The film takes its time as it introduces us to Marie (Kirsten Dunst) as she’s being swept off from her Austria home to France at 15 to marry Louis XVI. At first, Marie is overwhelmed by the superficialities of her new lifestyle, but eventually learns to conform in order to properly assume her role as queen. From there, it’s all cake.and lots of it. At least until the French Revolution kicks in.
The film’s performances are all spot-on. Particularly Dunst, who captures the simplicity and childishness of her character in cleverly placed mannerisms and facial expressions. It would be an oversight if she doesn’t receive an Academy Award nomination.
It goes without saying that the costumes and sets were all magnificent as well. Coppola was given access to the real Versailles for the shoot, and the splendor of the place shows in every frame; the film is gorgeous to look at it.
Many critics were aghast at the soundtrack for the film, primarily made-up of 80s pop music. Interestingly enough, the music doesn’t really feel out of place in the context of Coppola’s film. This is not a historical account of Antoinette but rather a character study.

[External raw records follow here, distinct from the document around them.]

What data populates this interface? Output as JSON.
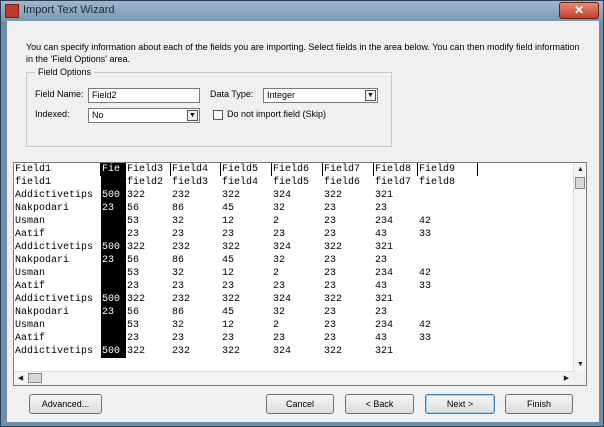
{
  "window": {
    "title": "Import Text Wizard",
    "close_label": "✕"
  },
  "intro": "You can specify information about each of the fields you are importing. Select fields in the area below. You can then modify field information in the 'Field Options' area.",
  "field_options": {
    "legend": "Field Options",
    "field_name_label": "Field Name:",
    "field_name_value": "Field2",
    "data_type_label": "Data Type:",
    "data_type_value": "Integer",
    "indexed_label": "Indexed:",
    "indexed_value": "No",
    "do_not_import_label": "Do not import field (Skip)",
    "do_not_import_checked": false
  },
  "grid": {
    "headers": [
      "Field1",
      "Fie",
      "Field3",
      "Field4",
      "Field5",
      "Field6",
      "Field7",
      "Field8",
      "Field9"
    ],
    "selected_column": 1,
    "rows": [
      [
        "field1",
        "",
        "field2",
        "field3",
        "field4",
        "field5",
        "field6",
        "field7",
        "field8"
      ],
      [
        "Addictivetips",
        "500",
        "322",
        "232",
        "322",
        "324",
        "322",
        "321",
        ""
      ],
      [
        "Nakpodari",
        "23",
        "56",
        "86",
        "45",
        "32",
        "23",
        "23",
        ""
      ],
      [
        "Usman",
        "",
        "53",
        "32",
        "12",
        "2",
        "23",
        "234",
        "42"
      ],
      [
        "Aatif",
        "",
        "23",
        "23",
        "23",
        "23",
        "23",
        "43",
        "33"
      ],
      [
        "Addictivetips",
        "500",
        "322",
        "232",
        "322",
        "324",
        "322",
        "321",
        ""
      ],
      [
        "Nakpodari",
        "23",
        "56",
        "86",
        "45",
        "32",
        "23",
        "23",
        ""
      ],
      [
        "Usman",
        "",
        "53",
        "32",
        "12",
        "2",
        "23",
        "234",
        "42"
      ],
      [
        "Aatif",
        "",
        "23",
        "23",
        "23",
        "23",
        "23",
        "43",
        "33"
      ],
      [
        "Addictivetips",
        "500",
        "322",
        "232",
        "322",
        "324",
        "322",
        "321",
        ""
      ],
      [
        "Nakpodari",
        "23",
        "56",
        "86",
        "45",
        "32",
        "23",
        "23",
        ""
      ],
      [
        "Usman",
        "",
        "53",
        "32",
        "12",
        "2",
        "23",
        "234",
        "42"
      ],
      [
        "Aatif",
        "",
        "23",
        "23",
        "23",
        "23",
        "23",
        "43",
        "33"
      ],
      [
        "Addictivetips",
        "500",
        "322",
        "232",
        "322",
        "324",
        "322",
        "321",
        ""
      ]
    ]
  },
  "buttons": {
    "advanced": "Advanced...",
    "cancel": "Cancel",
    "back": "< Back",
    "next": "Next >",
    "finish": "Finish"
  }
}
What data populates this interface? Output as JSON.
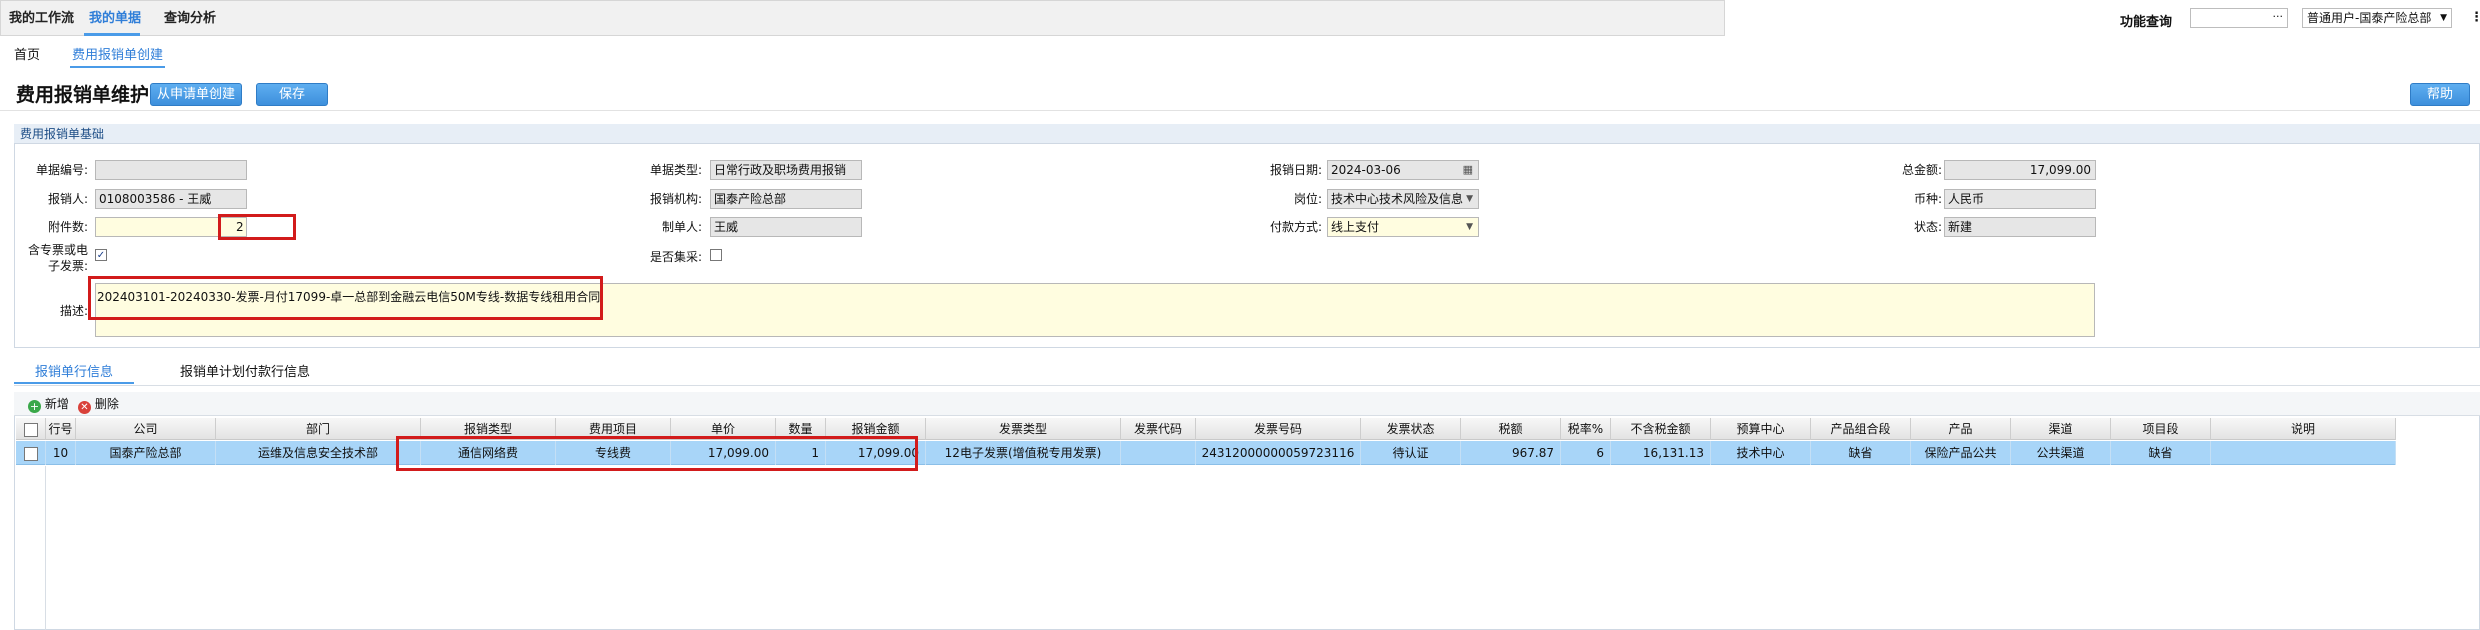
{
  "topnav": {
    "items": [
      "我的工作流",
      "我的单据",
      "查询分析"
    ],
    "function_query": "功能查询",
    "search_value": "···",
    "user_select": "普通用户-国泰产险总部",
    "more": "⋮"
  },
  "breadcrumb_tabs": [
    "首页",
    "费用报销单创建"
  ],
  "header": {
    "title": "费用报销单维护",
    "btn_from_request": "从申请单创建",
    "btn_save": "保存",
    "btn_help": "帮助"
  },
  "panel": {
    "title": "费用报销单基础",
    "fields": {
      "doc_no": {
        "label": "单据编号:",
        "value": ""
      },
      "doc_type": {
        "label": "单据类型:",
        "value": "日常行政及职场费用报销"
      },
      "report_date": {
        "label": "报销日期:",
        "value": "2024-03-06"
      },
      "total": {
        "label": "总金额:",
        "value": "17,099.00"
      },
      "reporter": {
        "label": "报销人:",
        "value": "0108003586 - 王威"
      },
      "org": {
        "label": "报销机构:",
        "value": "国泰产险总部"
      },
      "post": {
        "label": "岗位:",
        "value": "技术中心技术风险及信息"
      },
      "currency": {
        "label": "币种:",
        "value": "人民币"
      },
      "attachments": {
        "label": "附件数:",
        "value": "2"
      },
      "maker": {
        "label": "制单人:",
        "value": "王威"
      },
      "pay_method": {
        "label": "付款方式:",
        "value": "线上支付"
      },
      "status": {
        "label": "状态:",
        "value": "新建"
      },
      "e_invoice": {
        "label": "含专票或电子发票:",
        "checked": true
      },
      "centralized": {
        "label": "是否集采:",
        "checked": false
      },
      "description": {
        "label": "描述:",
        "value": "202403101-20240330-发票-月付17099-卓一总部到金融云电信50M专线-数据专线租用合同"
      }
    }
  },
  "bottom_tabs": [
    "报销单行信息",
    "报销单计划付款行信息"
  ],
  "toolbar": {
    "add": "新增",
    "delete": "删除"
  },
  "grid": {
    "columns": [
      "行号",
      "公司",
      "部门",
      "报销类型",
      "费用项目",
      "单价",
      "数量",
      "报销金额",
      "发票类型",
      "发票代码",
      "发票号码",
      "发票状态",
      "税额",
      "税率%",
      "不含税金额",
      "预算中心",
      "产品组合段",
      "产品",
      "渠道",
      "项目段",
      "说明"
    ],
    "rows": [
      [
        "10",
        "国泰产险总部",
        "运维及信息安全技术部",
        "通信网络费",
        "专线费",
        "17,099.00",
        "1",
        "17,099.00",
        "12电子发票(增值税专用发票)",
        "",
        "24312000000059723116",
        "待认证",
        "967.87",
        "6",
        "16,131.13",
        "技术中心",
        "缺省",
        "保险产品公共",
        "公共渠道",
        "缺省",
        ""
      ]
    ]
  }
}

And, in that sense, the music works.
The only problem Antoinette runs into is its length. It is simply too long at 123 minutes. A tighter cut, maybe 20 minutes shorter, would have rendered a nearly flawless film. Instead, we are left with a great one.
Danny Gordon can be contacted at firstname.lastname@example.org.